-- Work request --
Find the word "Configuration" in the records and copy every line where it occurs.

-- Data for the task --
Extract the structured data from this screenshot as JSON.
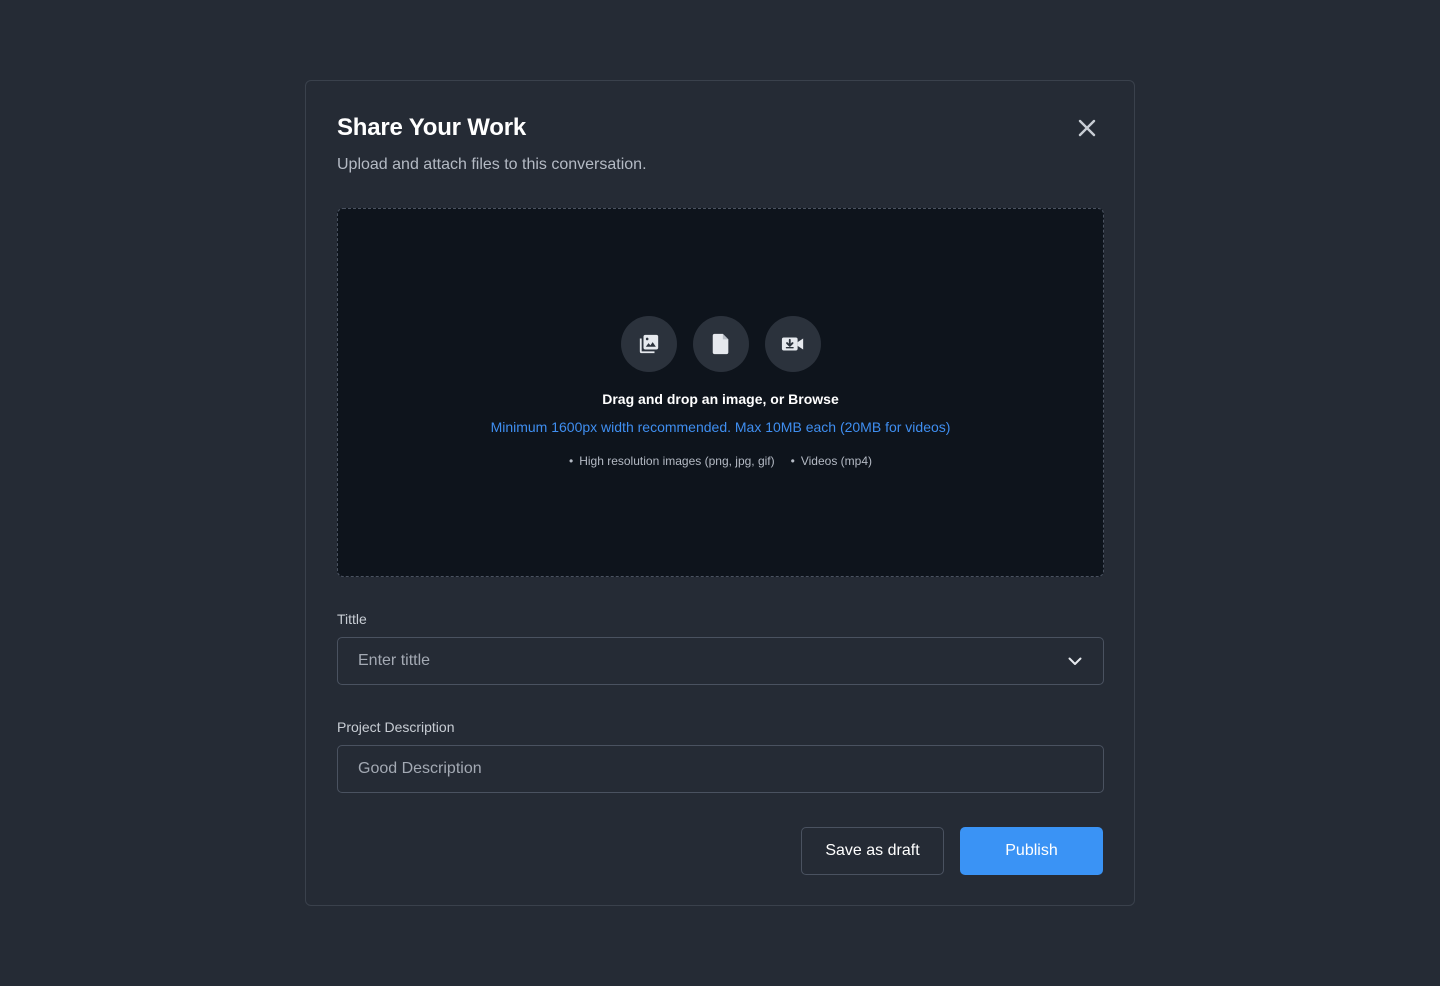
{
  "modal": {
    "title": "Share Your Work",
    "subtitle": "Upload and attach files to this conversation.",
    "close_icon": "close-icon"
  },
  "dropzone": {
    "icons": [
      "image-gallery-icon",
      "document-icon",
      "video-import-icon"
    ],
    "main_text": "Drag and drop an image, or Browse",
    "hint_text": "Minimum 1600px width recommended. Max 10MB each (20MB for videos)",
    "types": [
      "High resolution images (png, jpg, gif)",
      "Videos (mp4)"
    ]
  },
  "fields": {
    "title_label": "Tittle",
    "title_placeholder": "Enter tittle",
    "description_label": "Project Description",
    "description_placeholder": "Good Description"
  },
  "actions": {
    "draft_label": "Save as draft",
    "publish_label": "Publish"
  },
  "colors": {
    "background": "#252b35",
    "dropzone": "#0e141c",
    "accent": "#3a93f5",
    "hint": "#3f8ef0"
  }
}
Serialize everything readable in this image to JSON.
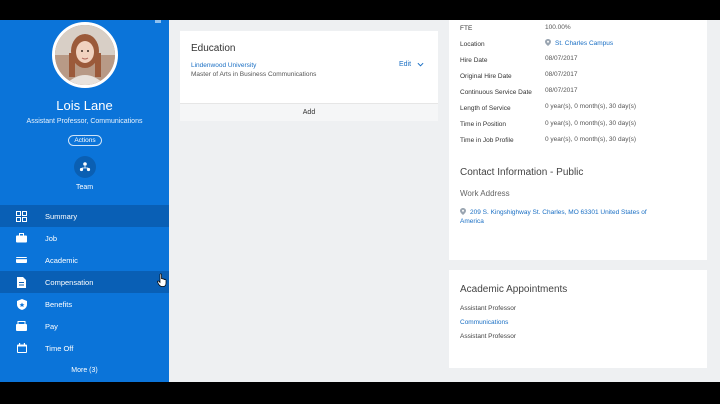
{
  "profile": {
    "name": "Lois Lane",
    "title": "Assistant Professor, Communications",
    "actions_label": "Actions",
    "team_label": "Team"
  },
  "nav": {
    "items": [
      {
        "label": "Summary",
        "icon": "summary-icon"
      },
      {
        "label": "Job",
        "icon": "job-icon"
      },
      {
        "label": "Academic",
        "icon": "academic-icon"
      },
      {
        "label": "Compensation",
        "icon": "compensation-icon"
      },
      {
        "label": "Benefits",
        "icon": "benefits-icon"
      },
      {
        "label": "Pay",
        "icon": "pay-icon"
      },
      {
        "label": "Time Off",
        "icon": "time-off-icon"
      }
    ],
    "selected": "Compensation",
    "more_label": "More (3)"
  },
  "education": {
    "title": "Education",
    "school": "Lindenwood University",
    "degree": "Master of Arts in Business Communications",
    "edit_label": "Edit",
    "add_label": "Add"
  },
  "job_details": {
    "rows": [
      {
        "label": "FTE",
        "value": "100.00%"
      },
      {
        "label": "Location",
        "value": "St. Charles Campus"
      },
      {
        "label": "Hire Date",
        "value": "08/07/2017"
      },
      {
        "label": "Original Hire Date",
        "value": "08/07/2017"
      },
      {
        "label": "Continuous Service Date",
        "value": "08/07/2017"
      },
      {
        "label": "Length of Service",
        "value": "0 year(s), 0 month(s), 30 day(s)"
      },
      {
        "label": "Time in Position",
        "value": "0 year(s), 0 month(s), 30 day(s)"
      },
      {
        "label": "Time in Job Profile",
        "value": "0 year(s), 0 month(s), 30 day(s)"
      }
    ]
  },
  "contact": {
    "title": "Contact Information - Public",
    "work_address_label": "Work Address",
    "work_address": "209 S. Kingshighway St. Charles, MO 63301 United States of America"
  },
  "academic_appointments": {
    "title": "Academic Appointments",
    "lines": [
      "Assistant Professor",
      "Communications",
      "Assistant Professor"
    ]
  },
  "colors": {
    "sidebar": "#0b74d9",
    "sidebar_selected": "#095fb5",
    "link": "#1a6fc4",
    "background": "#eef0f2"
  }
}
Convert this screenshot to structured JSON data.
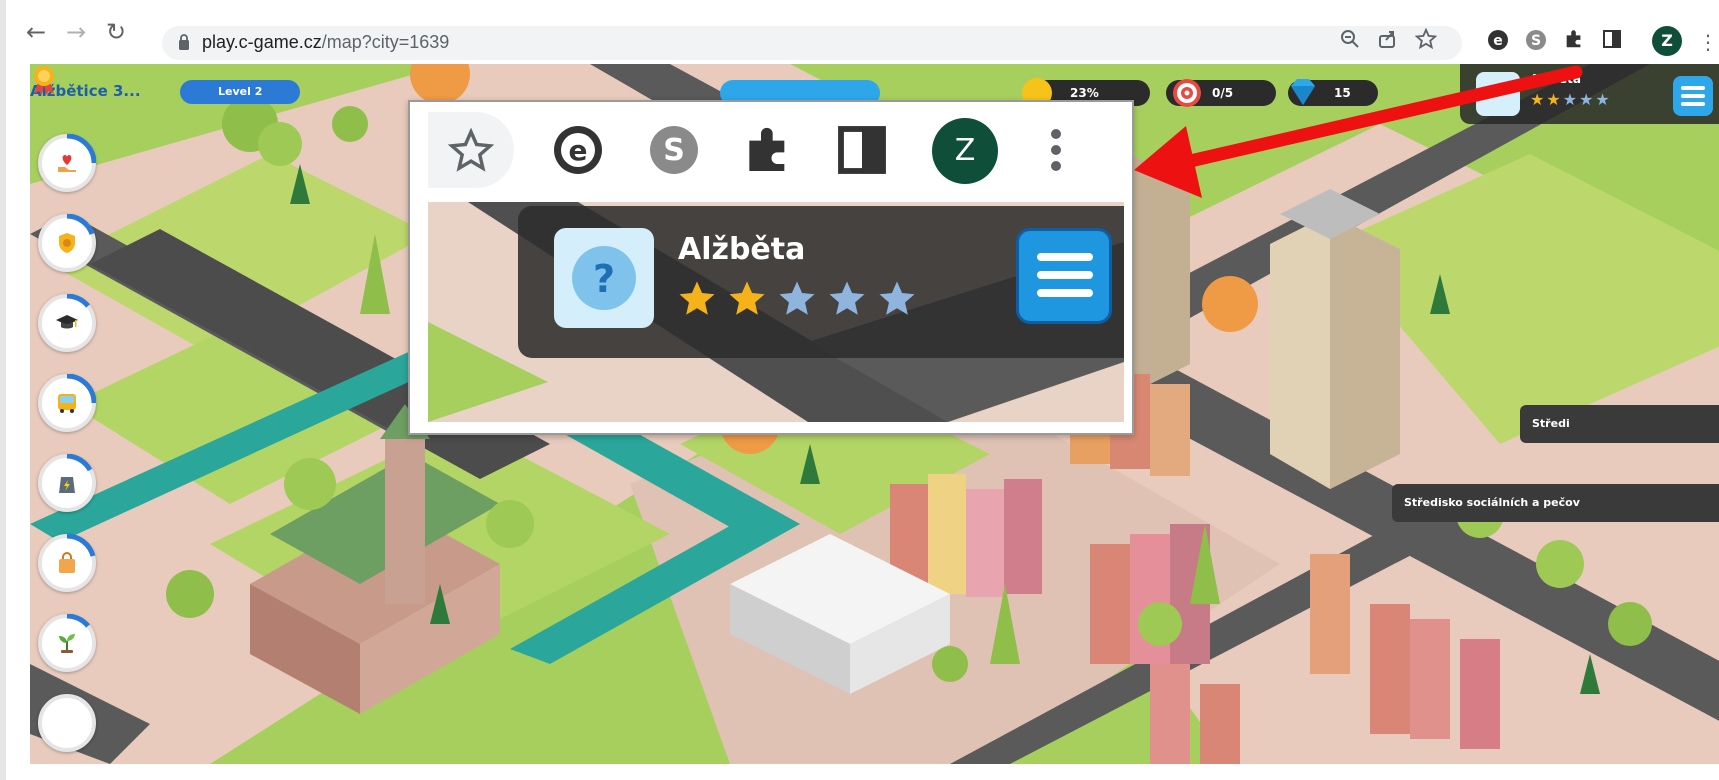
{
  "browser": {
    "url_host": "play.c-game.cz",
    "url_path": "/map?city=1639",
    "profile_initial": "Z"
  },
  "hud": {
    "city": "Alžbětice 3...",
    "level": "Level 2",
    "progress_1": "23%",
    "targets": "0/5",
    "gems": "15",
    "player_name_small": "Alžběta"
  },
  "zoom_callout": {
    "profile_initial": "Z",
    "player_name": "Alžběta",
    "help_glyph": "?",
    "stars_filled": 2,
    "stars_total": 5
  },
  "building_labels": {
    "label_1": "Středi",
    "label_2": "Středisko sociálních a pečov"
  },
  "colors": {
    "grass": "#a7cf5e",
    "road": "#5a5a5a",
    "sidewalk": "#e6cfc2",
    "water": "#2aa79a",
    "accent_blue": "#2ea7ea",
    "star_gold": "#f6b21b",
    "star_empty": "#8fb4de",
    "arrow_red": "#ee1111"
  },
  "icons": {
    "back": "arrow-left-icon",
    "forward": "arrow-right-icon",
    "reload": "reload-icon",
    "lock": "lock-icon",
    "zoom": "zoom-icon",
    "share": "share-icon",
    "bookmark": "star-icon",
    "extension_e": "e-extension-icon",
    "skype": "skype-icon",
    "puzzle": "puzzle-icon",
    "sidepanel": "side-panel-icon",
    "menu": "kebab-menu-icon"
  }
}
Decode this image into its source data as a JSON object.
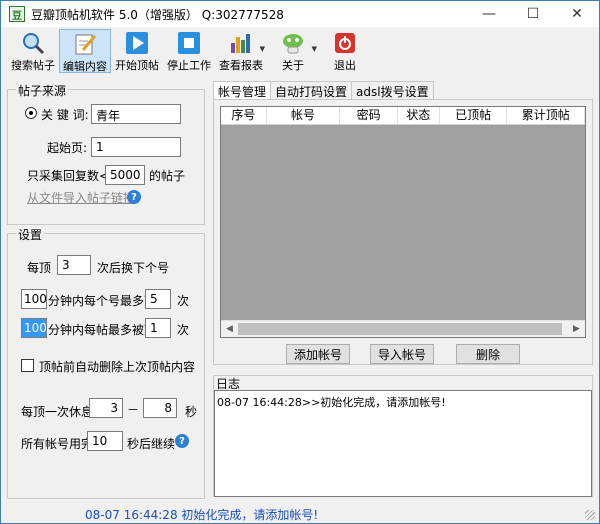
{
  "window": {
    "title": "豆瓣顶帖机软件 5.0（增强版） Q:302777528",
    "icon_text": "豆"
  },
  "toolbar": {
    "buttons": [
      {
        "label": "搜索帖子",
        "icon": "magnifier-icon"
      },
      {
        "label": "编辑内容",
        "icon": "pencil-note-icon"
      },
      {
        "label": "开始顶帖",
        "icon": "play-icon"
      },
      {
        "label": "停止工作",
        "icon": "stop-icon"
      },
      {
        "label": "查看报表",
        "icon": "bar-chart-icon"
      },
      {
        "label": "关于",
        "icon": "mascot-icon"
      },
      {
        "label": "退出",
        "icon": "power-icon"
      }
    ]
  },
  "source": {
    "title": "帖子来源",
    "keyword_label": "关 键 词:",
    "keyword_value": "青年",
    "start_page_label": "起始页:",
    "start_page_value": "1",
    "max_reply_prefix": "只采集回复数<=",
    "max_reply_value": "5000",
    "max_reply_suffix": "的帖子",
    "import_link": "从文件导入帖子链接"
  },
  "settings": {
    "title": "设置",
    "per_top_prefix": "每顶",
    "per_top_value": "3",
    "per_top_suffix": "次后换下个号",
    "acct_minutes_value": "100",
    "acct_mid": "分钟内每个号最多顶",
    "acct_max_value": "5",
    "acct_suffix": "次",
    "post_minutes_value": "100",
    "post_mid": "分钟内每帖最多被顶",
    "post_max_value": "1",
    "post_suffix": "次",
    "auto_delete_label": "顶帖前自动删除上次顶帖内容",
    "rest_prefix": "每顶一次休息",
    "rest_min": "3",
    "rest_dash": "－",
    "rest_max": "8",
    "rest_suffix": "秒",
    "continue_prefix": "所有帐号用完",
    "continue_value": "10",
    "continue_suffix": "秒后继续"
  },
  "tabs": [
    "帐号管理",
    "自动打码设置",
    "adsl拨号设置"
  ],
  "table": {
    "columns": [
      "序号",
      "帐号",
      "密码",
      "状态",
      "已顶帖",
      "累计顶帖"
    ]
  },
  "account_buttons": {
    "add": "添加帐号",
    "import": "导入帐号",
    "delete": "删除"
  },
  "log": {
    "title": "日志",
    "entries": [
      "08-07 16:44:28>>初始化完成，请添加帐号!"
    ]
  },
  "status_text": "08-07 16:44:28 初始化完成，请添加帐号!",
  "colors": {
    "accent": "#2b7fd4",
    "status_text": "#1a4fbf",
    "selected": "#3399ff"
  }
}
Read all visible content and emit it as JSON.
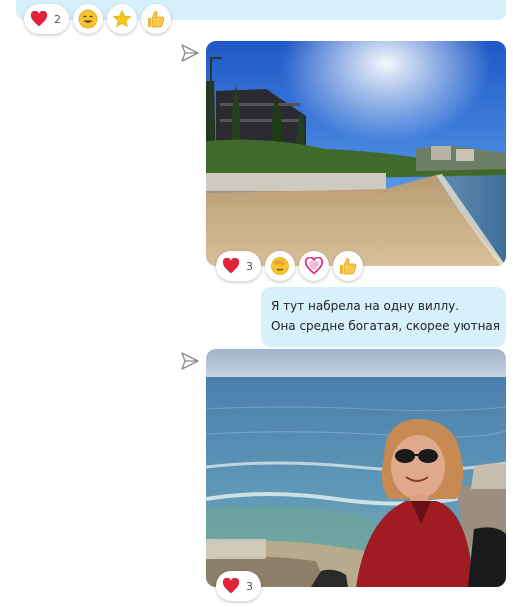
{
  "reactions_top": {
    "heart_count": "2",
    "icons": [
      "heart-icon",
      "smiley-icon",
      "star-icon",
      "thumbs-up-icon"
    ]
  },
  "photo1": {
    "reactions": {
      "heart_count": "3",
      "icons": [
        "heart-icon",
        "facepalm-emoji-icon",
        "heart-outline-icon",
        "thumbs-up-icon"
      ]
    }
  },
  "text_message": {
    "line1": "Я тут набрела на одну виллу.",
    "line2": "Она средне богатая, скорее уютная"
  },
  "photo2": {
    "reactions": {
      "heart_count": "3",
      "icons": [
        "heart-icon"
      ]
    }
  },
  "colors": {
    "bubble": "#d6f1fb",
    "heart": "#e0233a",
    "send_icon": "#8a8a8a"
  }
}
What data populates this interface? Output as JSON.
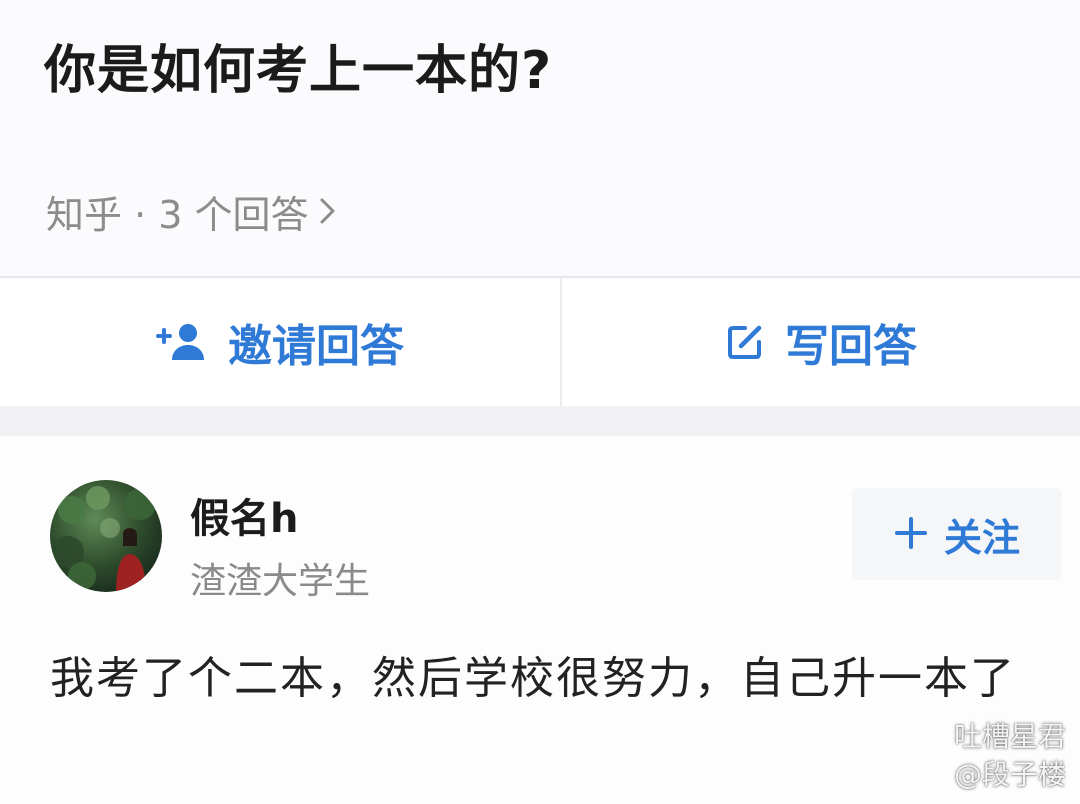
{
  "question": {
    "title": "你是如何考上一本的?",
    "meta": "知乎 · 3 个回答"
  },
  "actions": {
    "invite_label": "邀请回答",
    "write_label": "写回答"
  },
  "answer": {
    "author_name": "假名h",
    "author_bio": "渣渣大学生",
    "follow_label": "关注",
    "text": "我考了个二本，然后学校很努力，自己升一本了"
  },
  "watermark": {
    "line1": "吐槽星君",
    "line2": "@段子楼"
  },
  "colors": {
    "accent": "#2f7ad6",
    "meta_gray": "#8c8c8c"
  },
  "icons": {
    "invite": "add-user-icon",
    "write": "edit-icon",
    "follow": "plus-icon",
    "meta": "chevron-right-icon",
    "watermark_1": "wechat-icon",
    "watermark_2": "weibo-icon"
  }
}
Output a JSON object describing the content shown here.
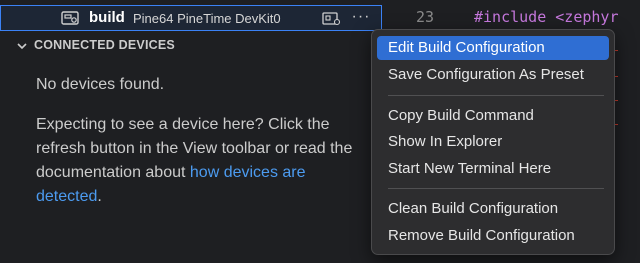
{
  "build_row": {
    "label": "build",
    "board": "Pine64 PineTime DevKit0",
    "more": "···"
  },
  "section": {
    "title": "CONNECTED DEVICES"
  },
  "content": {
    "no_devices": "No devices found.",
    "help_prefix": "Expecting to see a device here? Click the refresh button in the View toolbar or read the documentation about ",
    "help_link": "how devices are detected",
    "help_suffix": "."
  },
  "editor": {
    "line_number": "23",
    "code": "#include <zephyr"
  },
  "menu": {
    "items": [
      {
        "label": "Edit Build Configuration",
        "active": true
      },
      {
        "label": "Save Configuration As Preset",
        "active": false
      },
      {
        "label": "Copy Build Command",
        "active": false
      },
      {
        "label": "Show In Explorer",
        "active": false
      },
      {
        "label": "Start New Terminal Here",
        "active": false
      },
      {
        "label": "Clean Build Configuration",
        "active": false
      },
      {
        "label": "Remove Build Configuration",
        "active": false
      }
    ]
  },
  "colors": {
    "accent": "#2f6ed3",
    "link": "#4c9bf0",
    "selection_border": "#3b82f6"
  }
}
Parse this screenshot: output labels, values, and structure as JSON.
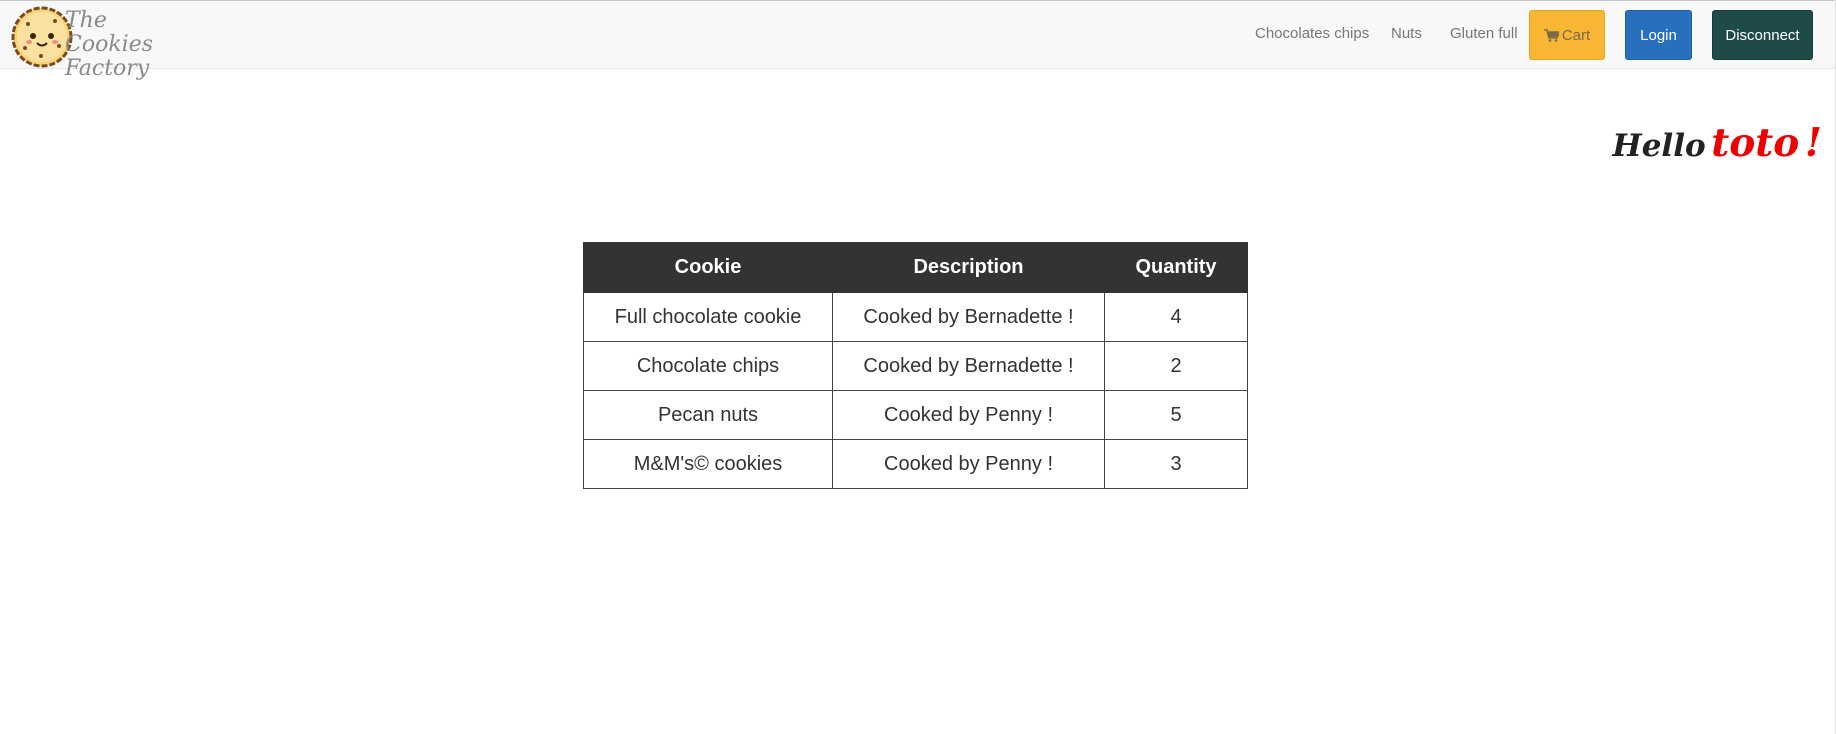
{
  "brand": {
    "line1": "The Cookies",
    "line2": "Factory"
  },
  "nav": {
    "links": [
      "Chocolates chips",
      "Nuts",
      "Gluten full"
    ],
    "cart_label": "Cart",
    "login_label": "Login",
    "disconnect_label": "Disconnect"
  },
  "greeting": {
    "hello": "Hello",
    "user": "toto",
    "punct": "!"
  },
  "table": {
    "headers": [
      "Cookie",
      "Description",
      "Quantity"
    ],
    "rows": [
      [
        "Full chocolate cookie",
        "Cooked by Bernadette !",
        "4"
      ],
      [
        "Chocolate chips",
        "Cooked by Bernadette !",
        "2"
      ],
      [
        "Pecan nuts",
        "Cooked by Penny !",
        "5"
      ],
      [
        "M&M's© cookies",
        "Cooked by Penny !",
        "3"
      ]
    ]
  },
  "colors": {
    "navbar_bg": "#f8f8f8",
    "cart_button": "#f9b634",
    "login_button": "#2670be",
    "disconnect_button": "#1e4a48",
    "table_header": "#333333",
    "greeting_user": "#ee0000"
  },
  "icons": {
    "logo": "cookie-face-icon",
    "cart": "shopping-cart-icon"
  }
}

-- Answer below --
        "label": "Edit Build Configuration",
        "label": "Save Configuration As Preset",
        "label": "Clean Build Configuration",
        "label": "Remove Build Configuration",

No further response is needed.